- _SUPPLIED RECORDS_

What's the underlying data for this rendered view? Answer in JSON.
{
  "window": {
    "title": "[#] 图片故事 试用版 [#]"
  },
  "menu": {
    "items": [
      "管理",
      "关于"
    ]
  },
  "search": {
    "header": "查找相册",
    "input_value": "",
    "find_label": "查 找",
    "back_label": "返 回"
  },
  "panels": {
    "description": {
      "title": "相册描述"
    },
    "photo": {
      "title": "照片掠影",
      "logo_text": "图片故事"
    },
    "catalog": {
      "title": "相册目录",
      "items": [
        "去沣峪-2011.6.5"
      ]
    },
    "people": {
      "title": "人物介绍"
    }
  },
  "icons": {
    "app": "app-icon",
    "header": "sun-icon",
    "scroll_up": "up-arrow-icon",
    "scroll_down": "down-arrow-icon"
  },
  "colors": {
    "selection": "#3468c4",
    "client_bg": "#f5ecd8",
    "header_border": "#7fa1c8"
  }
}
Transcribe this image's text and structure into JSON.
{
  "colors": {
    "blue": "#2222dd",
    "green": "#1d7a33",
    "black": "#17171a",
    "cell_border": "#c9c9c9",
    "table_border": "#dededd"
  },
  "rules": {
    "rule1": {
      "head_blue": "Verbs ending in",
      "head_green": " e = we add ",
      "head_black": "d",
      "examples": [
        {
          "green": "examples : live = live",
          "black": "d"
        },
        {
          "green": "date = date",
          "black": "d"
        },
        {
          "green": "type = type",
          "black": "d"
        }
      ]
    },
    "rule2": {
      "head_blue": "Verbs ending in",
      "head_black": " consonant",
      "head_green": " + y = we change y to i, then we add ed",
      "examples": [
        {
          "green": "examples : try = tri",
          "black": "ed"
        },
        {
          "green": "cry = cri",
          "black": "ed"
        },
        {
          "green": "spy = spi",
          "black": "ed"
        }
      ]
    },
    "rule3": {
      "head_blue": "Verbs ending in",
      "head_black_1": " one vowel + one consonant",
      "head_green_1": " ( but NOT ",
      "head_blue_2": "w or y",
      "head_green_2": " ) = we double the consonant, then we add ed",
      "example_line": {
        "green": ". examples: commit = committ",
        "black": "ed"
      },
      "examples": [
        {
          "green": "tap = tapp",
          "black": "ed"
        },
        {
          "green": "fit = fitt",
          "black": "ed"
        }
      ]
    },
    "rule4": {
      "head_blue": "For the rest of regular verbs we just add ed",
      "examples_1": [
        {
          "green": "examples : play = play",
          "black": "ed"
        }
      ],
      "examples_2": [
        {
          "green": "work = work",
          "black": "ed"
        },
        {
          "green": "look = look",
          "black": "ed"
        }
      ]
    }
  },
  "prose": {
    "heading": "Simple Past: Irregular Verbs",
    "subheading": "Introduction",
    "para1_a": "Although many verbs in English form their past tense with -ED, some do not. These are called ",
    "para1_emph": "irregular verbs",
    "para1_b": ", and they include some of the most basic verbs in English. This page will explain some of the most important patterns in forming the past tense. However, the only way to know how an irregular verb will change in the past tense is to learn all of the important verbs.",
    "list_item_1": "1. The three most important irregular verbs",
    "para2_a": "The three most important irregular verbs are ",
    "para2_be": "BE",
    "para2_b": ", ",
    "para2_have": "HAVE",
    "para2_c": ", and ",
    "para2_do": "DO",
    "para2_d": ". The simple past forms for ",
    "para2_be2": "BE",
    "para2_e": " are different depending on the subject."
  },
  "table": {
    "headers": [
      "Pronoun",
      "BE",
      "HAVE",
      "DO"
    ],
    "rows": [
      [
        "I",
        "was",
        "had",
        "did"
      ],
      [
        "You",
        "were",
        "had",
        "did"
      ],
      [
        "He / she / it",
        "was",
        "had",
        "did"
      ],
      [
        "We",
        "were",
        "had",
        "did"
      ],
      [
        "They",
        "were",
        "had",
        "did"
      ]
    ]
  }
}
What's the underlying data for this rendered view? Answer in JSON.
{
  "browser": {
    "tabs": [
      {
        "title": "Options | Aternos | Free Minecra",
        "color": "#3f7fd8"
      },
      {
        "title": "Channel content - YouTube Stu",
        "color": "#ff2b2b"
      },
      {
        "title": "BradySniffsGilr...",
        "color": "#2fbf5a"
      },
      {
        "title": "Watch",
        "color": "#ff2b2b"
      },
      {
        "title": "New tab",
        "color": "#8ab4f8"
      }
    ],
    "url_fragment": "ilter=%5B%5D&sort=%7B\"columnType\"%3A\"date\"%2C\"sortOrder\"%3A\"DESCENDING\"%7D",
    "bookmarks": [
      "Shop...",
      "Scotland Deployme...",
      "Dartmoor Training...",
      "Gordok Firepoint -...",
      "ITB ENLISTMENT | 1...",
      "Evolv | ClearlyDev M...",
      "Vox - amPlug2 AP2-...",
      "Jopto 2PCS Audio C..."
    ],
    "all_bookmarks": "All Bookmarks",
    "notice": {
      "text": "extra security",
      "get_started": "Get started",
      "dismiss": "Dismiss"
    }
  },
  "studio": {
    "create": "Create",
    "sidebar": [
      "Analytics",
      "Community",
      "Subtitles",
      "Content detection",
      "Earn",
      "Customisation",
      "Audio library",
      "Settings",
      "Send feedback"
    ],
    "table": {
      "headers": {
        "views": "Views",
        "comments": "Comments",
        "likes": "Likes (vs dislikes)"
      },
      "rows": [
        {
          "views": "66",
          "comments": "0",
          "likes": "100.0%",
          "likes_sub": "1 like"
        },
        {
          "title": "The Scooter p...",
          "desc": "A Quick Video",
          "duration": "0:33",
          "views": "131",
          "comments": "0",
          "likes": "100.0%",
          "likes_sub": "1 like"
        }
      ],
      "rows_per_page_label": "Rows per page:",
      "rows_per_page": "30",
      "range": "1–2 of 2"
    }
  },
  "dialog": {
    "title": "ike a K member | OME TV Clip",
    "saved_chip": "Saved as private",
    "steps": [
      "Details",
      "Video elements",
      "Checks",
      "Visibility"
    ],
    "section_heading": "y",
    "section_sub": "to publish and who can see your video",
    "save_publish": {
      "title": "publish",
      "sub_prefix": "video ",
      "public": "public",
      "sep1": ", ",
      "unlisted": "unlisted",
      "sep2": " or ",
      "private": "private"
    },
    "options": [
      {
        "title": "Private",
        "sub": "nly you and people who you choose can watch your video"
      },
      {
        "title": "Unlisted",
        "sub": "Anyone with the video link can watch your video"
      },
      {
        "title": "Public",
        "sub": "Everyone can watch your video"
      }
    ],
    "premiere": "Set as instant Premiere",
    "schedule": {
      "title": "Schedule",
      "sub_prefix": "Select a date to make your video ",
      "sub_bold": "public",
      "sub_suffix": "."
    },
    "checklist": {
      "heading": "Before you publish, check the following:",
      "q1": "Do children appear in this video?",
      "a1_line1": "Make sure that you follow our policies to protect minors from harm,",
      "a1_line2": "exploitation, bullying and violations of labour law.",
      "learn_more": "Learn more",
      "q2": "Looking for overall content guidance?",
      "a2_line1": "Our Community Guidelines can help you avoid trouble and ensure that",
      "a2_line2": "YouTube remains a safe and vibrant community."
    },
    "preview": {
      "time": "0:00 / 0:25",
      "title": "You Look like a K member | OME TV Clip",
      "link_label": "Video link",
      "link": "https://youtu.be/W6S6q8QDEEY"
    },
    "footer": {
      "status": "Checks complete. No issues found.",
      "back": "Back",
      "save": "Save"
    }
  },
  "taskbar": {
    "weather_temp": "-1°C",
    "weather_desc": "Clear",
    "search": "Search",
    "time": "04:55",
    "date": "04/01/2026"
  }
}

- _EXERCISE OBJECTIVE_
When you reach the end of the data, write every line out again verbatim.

- _EXPECTED OUTPUT_
What's the underlying data for this rendered view? Answer in JSON.
{
  "window": {
    "title": "[#] 图片故事 试用版 [#]"
  },
  "menu": {
    "items": [
      "管理",
      "关于"
    ]
  },
  "search": {
    "header": "查找相册",
    "input_value": "",
    "find_label": "查 找",
    "back_label": "返 回"
  },
  "panels": {
    "description": {
      "title": "相册描述"
    },
    "photo": {
      "title": "照片掠影",
      "logo_text": "图片故事"
    },
    "catalog": {
      "title": "相册目录",
      "items": [
        "去沣峪-2011.6.5"
      ]
    },
    "people": {
      "title": "人物介绍"
    }
  },
  "icons": {
    "app": "app-icon",
    "header": "sun-icon",
    "scroll_up": "up-arrow-icon",
    "scroll_down": "down-arrow-icon"
  },
  "colors": {
    "selection": "#3468c4",
    "client_bg": "#f5ecd8",
    "header_border": "#7fa1c8"
  }
}
Transcribe this image's text and structure into JSON.
{
  "colors": {
    "blue": "#2222dd",
    "green": "#1d7a33",
    "black": "#17171a",
    "cell_border": "#c9c9c9",
    "table_border": "#dededd"
  },
  "rules": {
    "rule1": {
      "head_blue": "Verbs ending in",
      "head_green": " e = we add ",
      "head_black": "d",
      "examples": [
        {
          "green": "examples : live = live",
          "black": "d"
        },
        {
          "green": "date = date",
          "black": "d"
        },
        {
          "green": "type = type",
          "black": "d"
        }
      ]
    },
    "rule2": {
      "head_blue": "Verbs ending in",
      "head_black": " consonant",
      "head_green": " + y = we change y to i, then we add ed",
      "examples": [
        {
          "green": "examples : try = tri",
          "black": "ed"
        },
        {
          "green": "cry = cri",
          "black": "ed"
        },
        {
          "green": "spy = spi",
          "black": "ed"
        }
      ]
    },
    "rule3": {
      "head_blue": "Verbs ending in",
      "head_black_1": " one vowel + one consonant",
      "head_green_1": " ( but NOT ",
      "head_blue_2": "w or y",
      "head_green_2": " ) = we double the consonant, then we add ed",
      "example_line": {
        "green": ". examples: commit = committ",
        "black": "ed"
      },
      "examples": [
        {
          "green": "tap = tapp",
          "black": "ed"
        },
        {
          "green": "fit = fitt",
          "black": "ed"
        }
      ]
    },
    "rule4": {
      "head_blue": "For the rest of regular verbs we just add ed",
      "examples_1": [
        {
          "green": "examples : play = play",
          "black": "ed"
        }
      ],
      "examples_2": [
        {
          "green": "work = work",
          "black": "ed"
        },
        {
          "green": "look = look",
          "black": "ed"
        }
      ]
    }
  },
  "prose": {
    "heading": "Simple Past: Irregular Verbs",
    "subheading": "Introduction",
    "para1_a": "Although many verbs in English form their past tense with -ED, some do not. These are called ",
    "para1_emph": "irregular verbs",
    "para1_b": ", and they include some of the most basic verbs in English. This page will explain some of the most important patterns in forming the past tense. However, the only way to know how an irregular verb will change in the past tense is to learn all of the important verbs.",
    "list_item_1": "1. The three most important irregular verbs",
    "para2_a": "The three most important irregular verbs are ",
    "para2_be": "BE",
    "para2_b": ", ",
    "para2_have": "HAVE",
    "para2_c": ", and ",
    "para2_do": "DO",
    "para2_d": ". The simple past forms for ",
    "para2_be2": "BE",
    "para2_e": " are different depending on the subject."
  },
  "table": {
    "headers": [
      "Pronoun",
      "BE",
      "HAVE",
      "DO"
    ],
    "rows": [
      [
        "I",
        "was",
        "had",
        "did"
      ],
      [
        "You",
        "were",
        "had",
        "did"
      ],
      [
        "He / she / it",
        "was",
        "had",
        "did"
      ],
      [
        "We",
        "were",
        "had",
        "did"
      ],
      [
        "They",
        "were",
        "had",
        "did"
      ]
    ]
  }
}
What's the underlying data for this rendered view? Answer in JSON.
{
  "browser": {
    "tabs": [
      {
        "title": "Options | Aternos | Free Minecra",
        "color": "#3f7fd8"
      },
      {
        "title": "Channel content - YouTube Stu",
        "color": "#ff2b2b"
      },
      {
        "title": "BradySniffsGilr...",
        "color": "#2fbf5a"
      },
      {
        "title": "Watch",
        "color": "#ff2b2b"
      },
      {
        "title": "New tab",
        "color": "#8ab4f8"
      }
    ],
    "url_fragment": "ilter=%5B%5D&sort=%7B\"columnType\"%3A\"date\"%2C\"sortOrder\"%3A\"DESCENDING\"%7D",
    "bookmarks": [
      "Shop...",
      "Scotland Deployme...",
      "Dartmoor Training...",
      "Gordok Firepoint -...",
      "ITB ENLISTMENT | 1...",
      "Evolv | ClearlyDev M...",
      "Vox - amPlug2 AP2-...",
      "Jopto 2PCS Audio C..."
    ],
    "all_bookmarks": "All Bookmarks",
    "notice": {
      "text": "extra security",
      "get_started": "Get started",
      "dismiss": "Dismiss"
    }
  },
  "studio": {
    "create": "Create",
    "sidebar": [
      "Analytics",
      "Community",
      "Subtitles",
      "Content detection",
      "Earn",
      "Customisation",
      "Audio library",
      "Settings",
      "Send feedback"
    ],
    "table": {
      "headers": {
        "views": "Views",
        "comments": "Comments",
        "likes": "Likes (vs dislikes)"
      },
      "rows": [
        {
          "views": "66",
          "comments": "0",
          "likes": "100.0%",
          "likes_sub": "1 like"
        },
        {
          "title": "The Scooter p...",
          "desc": "A Quick Video",
          "duration": "0:33",
          "views": "131",
          "comments": "0",
          "likes": "100.0%",
          "likes_sub": "1 like"
        }
      ],
      "rows_per_page_label": "Rows per page:",
      "rows_per_page": "30",
      "range": "1–2 of 2"
    }
  },
  "dialog": {
    "title": "ike a K member | OME TV Clip",
    "saved_chip": "Saved as private",
    "steps": [
      "Details",
      "Video elements",
      "Checks",
      "Visibility"
    ],
    "section_heading": "y",
    "section_sub": "to publish and who can see your video",
    "save_publish": {
      "title": "publish",
      "sub_prefix": "video ",
      "public": "public",
      "sep1": ", ",
      "unlisted": "unlisted",
      "sep2": " or ",
      "private": "private"
    },
    "options": [
      {
        "title": "Private",
        "sub": "nly you and people who you choose can watch your video"
      },
      {
        "title": "Unlisted",
        "sub": "Anyone with the video link can watch your video"
      },
      {
        "title": "Public",
        "sub": "Everyone can watch your video"
      }
    ],
    "premiere": "Set as instant Premiere",
    "schedule": {
      "title": "Schedule",
      "sub_prefix": "Select a date to make your video ",
      "sub_bold": "public",
      "sub_suffix": "."
    },
    "checklist": {
      "heading": "Before you publish, check the following:",
      "q1": "Do children appear in this video?",
      "a1_line1": "Make sure that you follow our policies to protect minors from harm,",
      "a1_line2": "exploitation, bullying and violations of labour law.",
      "learn_more": "Learn more",
      "q2": "Looking for overall content guidance?",
      "a2_line1": "Our Community Guidelines can help you avoid trouble and ensure that",
      "a2_line2": "YouTube remains a safe and vibrant community."
    },
    "preview": {
      "time": "0:00 / 0:25",
      "title": "You Look like a K member | OME TV Clip",
      "link_label": "Video link",
      "link": "https://youtu.be/W6S6q8QDEEY"
    },
    "footer": {
      "status": "Checks complete. No issues found.",
      "back": "Back",
      "save": "Save"
    }
  },
  "taskbar": {
    "weather_temp": "-1°C",
    "weather_desc": "Clear",
    "search": "Search",
    "time": "04:55",
    "date": "04/01/2026"
  }
}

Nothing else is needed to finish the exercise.